> [Required action] Report how many lines in the entries below hold the word "value". Your answer is that number alone.

Entries from a dataset of interfaces:

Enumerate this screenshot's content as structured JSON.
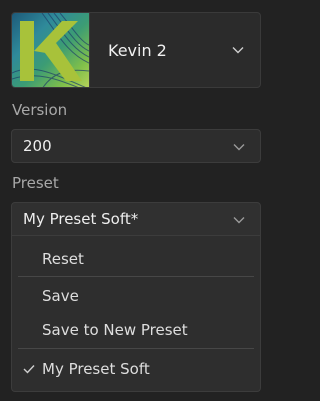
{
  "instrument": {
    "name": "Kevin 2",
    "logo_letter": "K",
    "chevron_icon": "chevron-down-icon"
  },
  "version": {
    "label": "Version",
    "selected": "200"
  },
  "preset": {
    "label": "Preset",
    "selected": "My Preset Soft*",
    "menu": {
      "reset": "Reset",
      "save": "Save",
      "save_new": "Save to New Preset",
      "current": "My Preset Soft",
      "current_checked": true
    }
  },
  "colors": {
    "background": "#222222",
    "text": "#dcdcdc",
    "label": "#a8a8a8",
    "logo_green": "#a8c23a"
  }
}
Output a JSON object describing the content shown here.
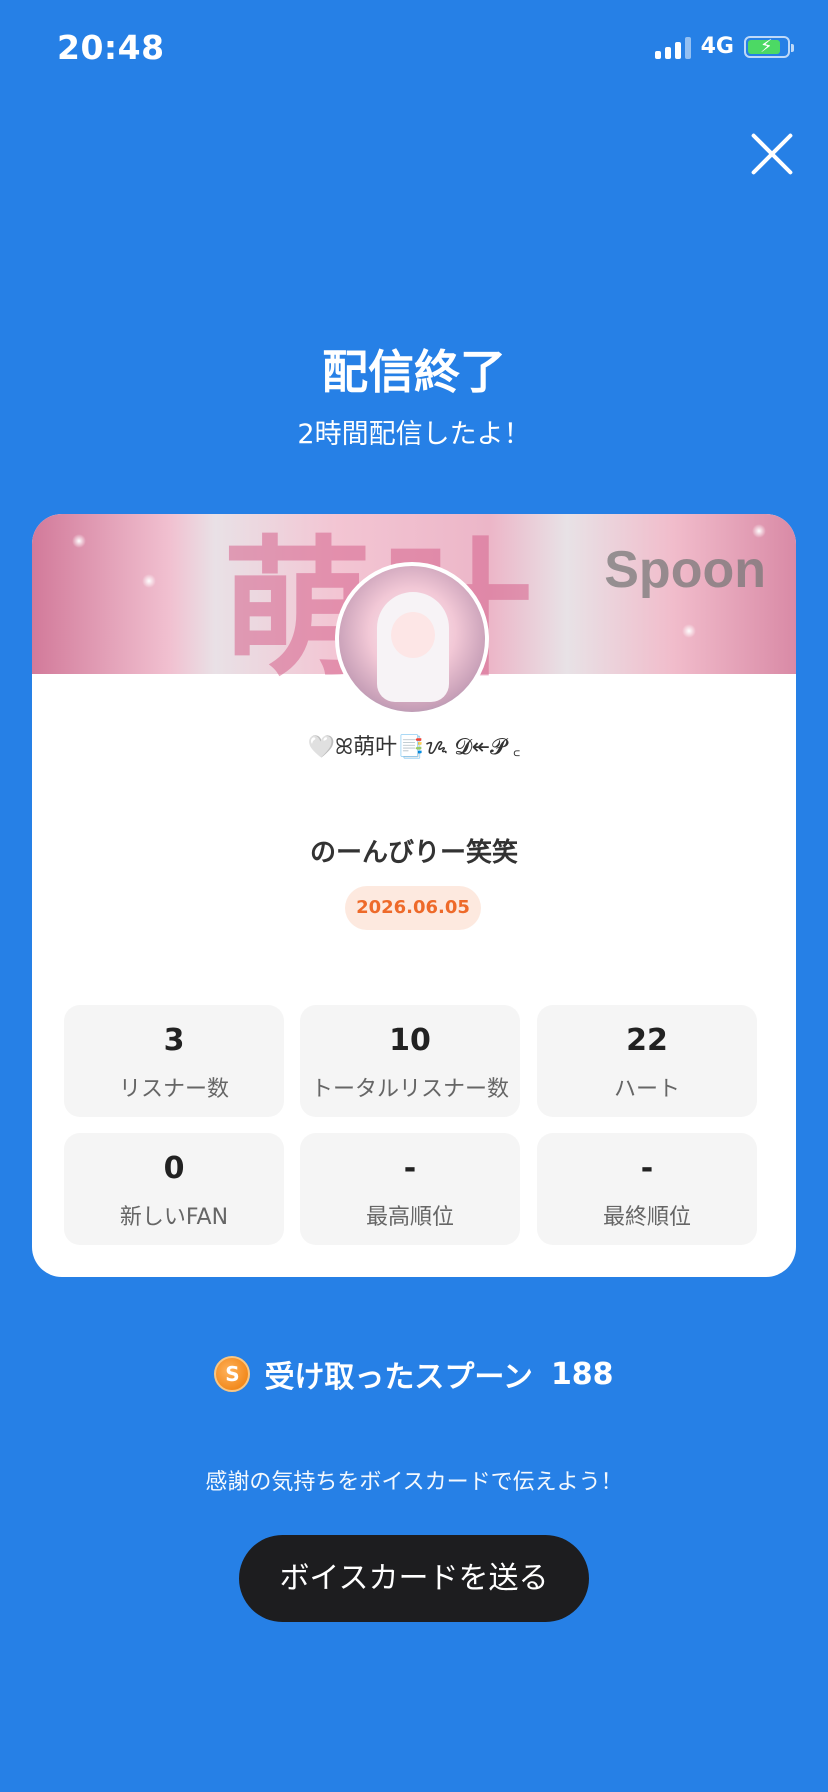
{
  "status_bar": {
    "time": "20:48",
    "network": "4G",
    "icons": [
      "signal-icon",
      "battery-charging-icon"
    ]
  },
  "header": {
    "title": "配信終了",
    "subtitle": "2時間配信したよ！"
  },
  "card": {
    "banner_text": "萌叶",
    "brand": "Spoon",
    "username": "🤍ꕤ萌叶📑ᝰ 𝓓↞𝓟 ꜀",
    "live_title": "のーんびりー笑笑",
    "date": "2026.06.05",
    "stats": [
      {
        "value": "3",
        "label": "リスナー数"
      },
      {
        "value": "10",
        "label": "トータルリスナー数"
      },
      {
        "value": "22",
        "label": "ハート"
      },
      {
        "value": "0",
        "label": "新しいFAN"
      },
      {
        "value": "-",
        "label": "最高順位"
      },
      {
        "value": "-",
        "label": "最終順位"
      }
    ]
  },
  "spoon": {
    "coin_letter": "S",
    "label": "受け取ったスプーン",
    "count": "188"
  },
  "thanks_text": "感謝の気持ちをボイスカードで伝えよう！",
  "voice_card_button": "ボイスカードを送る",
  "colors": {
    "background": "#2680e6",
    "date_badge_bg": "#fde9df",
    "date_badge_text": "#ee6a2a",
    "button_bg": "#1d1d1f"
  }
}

> [Result for this exercise] 6